TASK PROMPT ->
Your answer must be one number: the count of lines below that hold the word "receiver".
╭─ DATASET CONTENT
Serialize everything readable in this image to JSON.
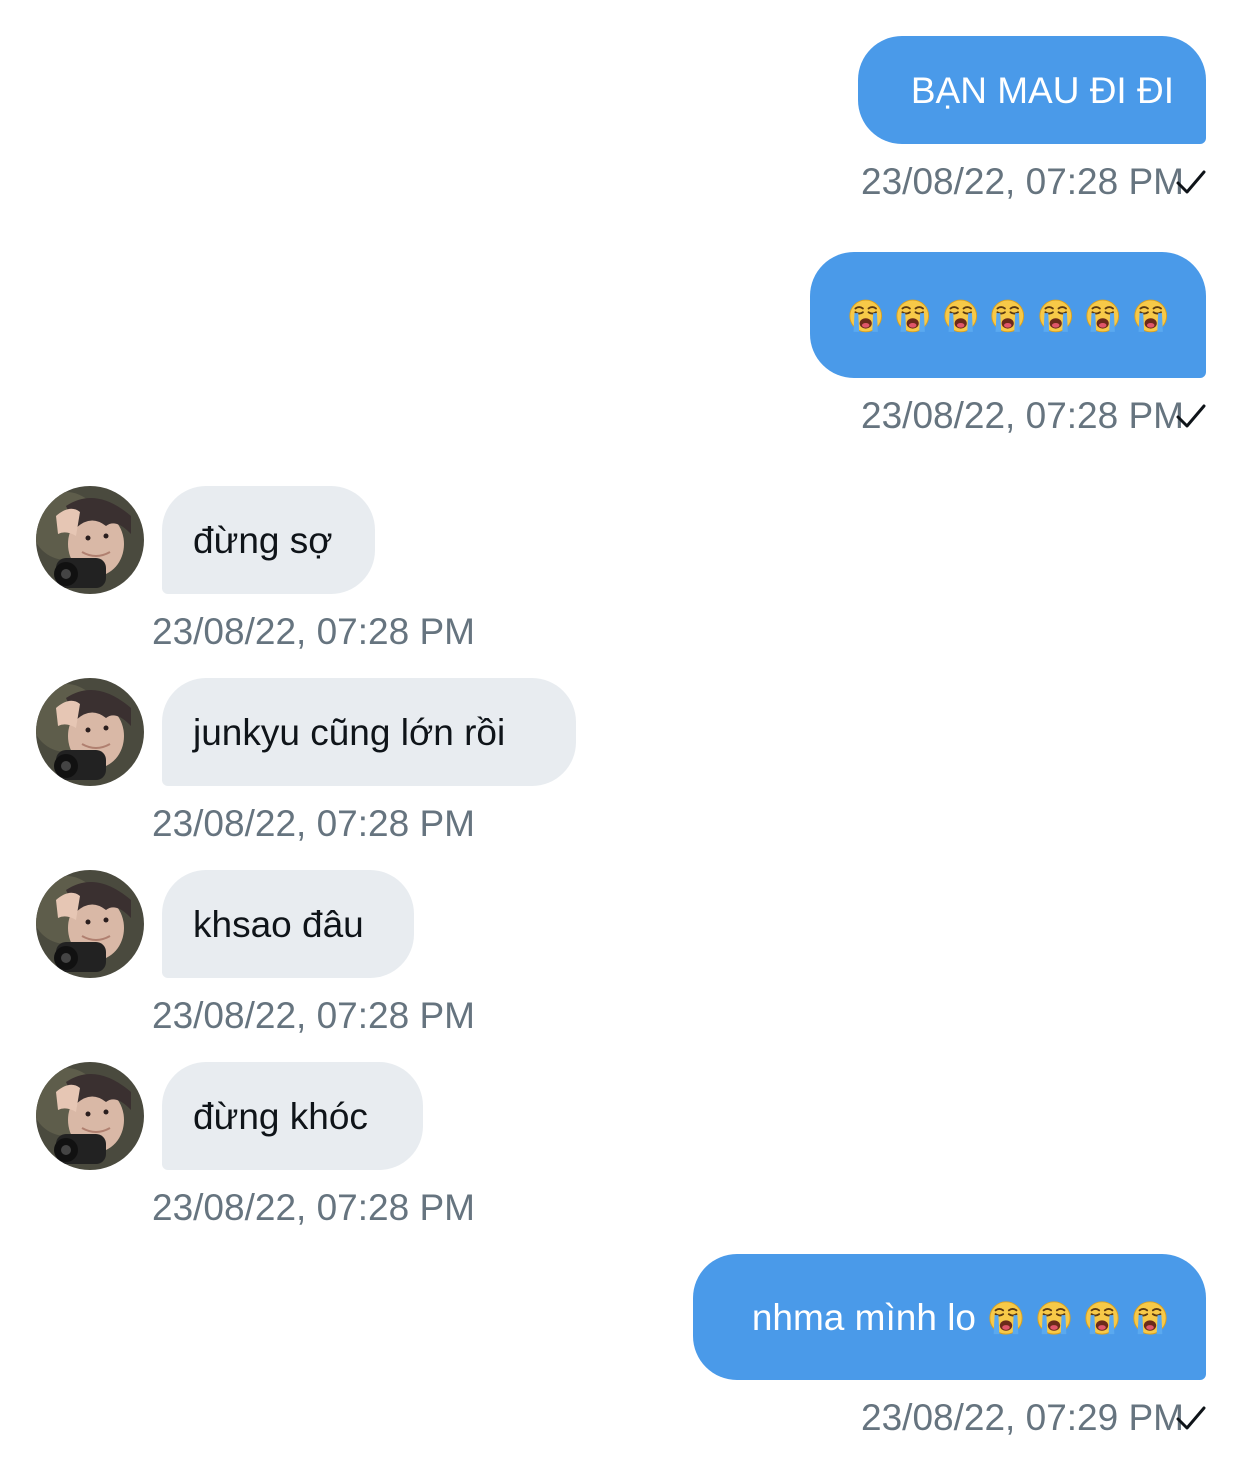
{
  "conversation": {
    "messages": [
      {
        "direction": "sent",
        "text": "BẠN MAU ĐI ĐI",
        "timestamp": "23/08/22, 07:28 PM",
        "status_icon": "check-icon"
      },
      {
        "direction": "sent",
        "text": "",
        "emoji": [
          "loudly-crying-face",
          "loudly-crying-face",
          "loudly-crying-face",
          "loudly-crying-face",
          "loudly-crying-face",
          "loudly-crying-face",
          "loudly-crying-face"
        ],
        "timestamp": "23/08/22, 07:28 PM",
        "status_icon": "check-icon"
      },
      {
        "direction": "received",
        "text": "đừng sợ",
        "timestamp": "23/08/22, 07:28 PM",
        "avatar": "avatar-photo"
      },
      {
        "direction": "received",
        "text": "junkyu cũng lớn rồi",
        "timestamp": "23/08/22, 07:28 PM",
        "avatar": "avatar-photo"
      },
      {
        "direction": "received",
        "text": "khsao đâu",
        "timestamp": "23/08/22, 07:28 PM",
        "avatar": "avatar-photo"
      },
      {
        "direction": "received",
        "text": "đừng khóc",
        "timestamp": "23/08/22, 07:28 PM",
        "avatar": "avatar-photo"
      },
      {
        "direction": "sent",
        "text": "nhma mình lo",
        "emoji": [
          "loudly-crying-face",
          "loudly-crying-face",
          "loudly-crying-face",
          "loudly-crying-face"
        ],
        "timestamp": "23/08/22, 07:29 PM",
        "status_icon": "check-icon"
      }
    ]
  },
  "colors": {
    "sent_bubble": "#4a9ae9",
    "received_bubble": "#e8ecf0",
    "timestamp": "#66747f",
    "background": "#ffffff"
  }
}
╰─
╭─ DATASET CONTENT
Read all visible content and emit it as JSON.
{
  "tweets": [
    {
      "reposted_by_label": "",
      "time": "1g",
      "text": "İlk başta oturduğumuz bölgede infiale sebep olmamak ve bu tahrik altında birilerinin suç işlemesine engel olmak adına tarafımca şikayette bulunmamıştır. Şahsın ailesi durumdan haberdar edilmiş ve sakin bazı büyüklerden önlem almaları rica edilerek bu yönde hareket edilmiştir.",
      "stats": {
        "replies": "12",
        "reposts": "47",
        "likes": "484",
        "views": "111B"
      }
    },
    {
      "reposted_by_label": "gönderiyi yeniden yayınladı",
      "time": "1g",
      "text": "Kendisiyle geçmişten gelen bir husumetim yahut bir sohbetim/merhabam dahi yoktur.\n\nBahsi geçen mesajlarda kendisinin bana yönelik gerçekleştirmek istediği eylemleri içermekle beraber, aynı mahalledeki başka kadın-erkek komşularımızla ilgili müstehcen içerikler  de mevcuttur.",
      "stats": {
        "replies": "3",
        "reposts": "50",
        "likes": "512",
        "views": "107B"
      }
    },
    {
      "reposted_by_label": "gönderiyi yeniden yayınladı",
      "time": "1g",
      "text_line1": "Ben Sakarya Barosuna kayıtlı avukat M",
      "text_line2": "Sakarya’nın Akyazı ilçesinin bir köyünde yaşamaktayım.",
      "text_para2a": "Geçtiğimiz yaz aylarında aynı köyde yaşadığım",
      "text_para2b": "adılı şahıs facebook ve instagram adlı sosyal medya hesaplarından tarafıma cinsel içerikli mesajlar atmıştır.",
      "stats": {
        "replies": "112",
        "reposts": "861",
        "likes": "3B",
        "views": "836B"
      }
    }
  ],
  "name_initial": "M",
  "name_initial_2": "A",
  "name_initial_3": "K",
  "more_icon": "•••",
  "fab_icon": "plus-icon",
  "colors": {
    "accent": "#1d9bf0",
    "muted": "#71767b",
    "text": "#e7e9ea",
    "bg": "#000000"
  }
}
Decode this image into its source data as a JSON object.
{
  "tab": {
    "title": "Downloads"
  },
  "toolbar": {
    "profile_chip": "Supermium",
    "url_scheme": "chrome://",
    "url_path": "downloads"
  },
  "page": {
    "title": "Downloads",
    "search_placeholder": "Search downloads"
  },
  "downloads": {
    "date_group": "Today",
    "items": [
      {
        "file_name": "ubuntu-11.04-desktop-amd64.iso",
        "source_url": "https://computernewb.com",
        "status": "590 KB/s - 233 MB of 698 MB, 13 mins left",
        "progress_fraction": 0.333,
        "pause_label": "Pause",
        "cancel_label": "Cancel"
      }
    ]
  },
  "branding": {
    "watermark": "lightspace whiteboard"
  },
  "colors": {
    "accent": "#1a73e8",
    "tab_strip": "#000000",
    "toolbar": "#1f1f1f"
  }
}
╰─
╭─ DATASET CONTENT
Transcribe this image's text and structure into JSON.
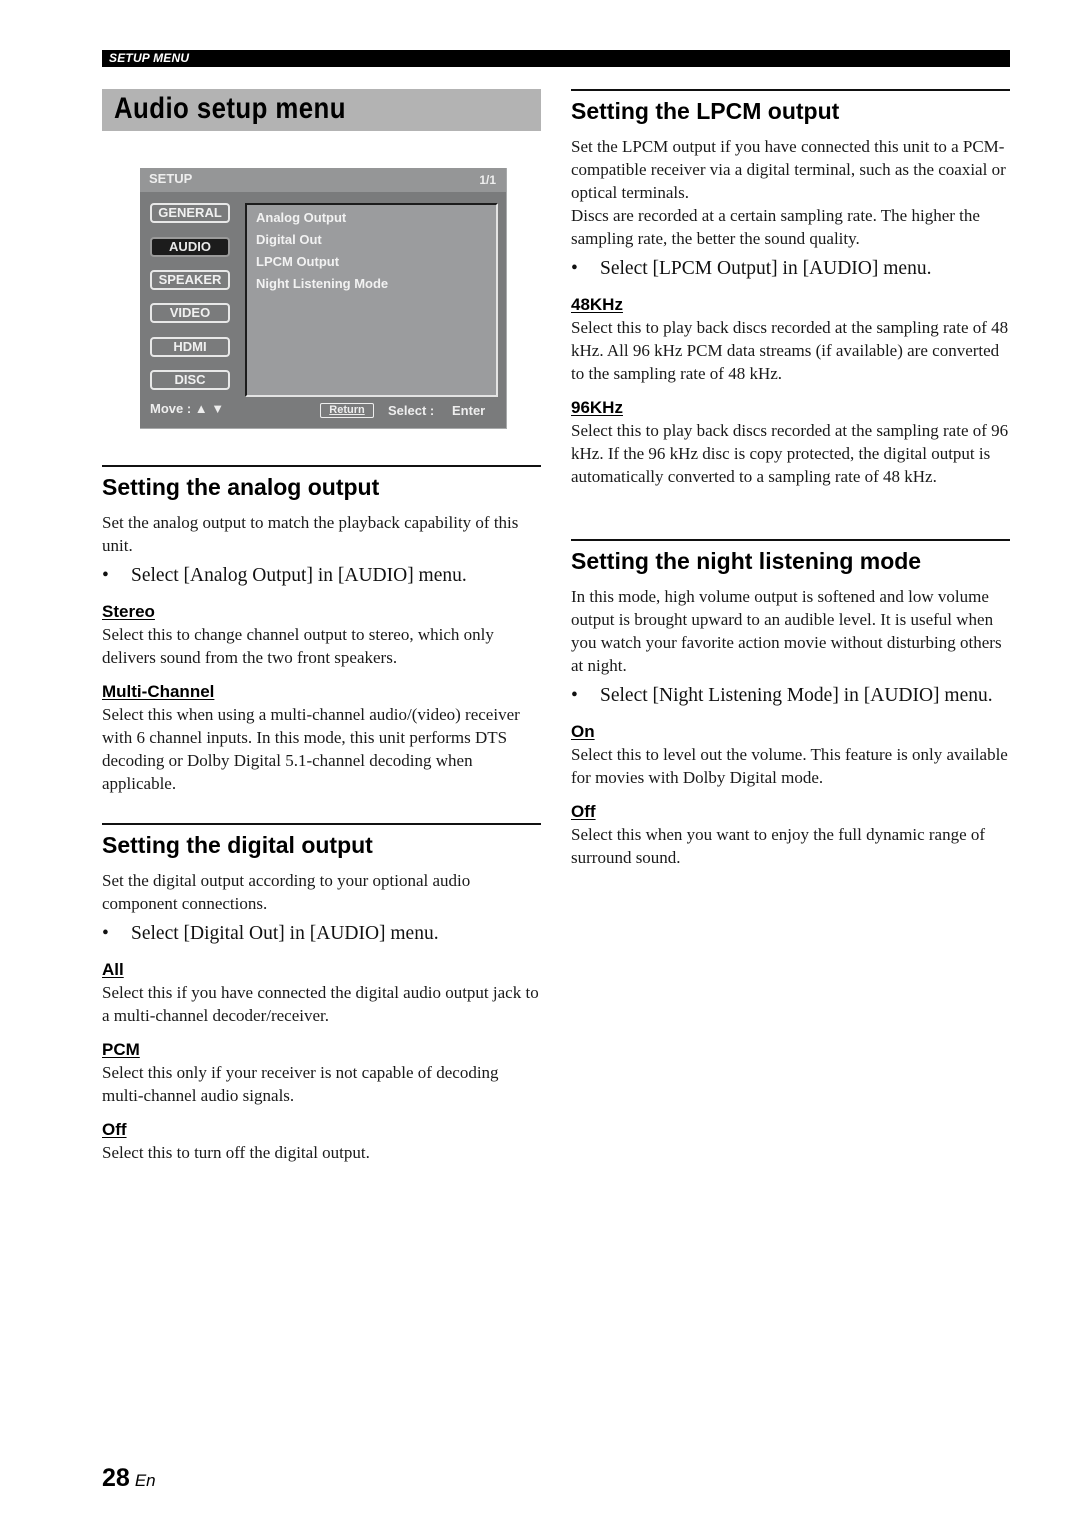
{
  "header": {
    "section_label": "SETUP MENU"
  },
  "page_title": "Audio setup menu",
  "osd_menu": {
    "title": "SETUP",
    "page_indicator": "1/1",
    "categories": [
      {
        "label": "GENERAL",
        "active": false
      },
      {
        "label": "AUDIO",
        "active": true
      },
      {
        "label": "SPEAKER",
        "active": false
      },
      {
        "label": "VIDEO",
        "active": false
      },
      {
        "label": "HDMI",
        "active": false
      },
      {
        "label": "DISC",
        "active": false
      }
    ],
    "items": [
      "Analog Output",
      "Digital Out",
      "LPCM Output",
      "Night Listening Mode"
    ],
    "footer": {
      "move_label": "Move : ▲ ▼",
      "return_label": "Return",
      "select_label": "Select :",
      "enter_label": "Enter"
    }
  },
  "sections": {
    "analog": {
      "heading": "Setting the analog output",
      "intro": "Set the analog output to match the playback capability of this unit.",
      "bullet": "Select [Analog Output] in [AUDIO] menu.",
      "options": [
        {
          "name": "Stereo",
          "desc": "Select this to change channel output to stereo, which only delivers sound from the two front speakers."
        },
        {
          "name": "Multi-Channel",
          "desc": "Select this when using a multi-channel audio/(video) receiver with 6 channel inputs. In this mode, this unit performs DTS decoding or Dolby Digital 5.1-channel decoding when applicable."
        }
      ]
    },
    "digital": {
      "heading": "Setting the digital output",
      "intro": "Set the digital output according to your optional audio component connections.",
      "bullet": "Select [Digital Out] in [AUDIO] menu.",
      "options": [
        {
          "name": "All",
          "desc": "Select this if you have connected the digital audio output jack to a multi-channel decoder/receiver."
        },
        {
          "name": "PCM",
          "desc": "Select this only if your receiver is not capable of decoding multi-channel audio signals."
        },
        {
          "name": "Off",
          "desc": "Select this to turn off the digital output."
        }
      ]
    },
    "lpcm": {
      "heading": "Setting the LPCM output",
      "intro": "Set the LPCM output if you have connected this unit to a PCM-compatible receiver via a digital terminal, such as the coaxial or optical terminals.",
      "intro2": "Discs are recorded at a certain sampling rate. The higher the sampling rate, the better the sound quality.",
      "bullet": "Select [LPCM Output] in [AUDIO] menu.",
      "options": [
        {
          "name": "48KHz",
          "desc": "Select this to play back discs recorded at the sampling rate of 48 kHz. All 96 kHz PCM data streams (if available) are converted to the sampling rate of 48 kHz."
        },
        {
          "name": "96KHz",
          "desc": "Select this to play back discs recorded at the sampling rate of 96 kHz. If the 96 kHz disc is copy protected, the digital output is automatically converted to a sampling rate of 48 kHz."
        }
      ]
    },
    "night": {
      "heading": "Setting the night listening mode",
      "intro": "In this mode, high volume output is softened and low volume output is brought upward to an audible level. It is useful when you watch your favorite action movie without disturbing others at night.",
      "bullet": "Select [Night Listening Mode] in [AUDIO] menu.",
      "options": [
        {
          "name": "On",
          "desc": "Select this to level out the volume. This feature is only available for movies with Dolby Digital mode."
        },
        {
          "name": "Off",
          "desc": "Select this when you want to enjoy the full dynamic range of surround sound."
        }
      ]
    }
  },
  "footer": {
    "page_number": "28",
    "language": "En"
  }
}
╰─
REPLY ->
4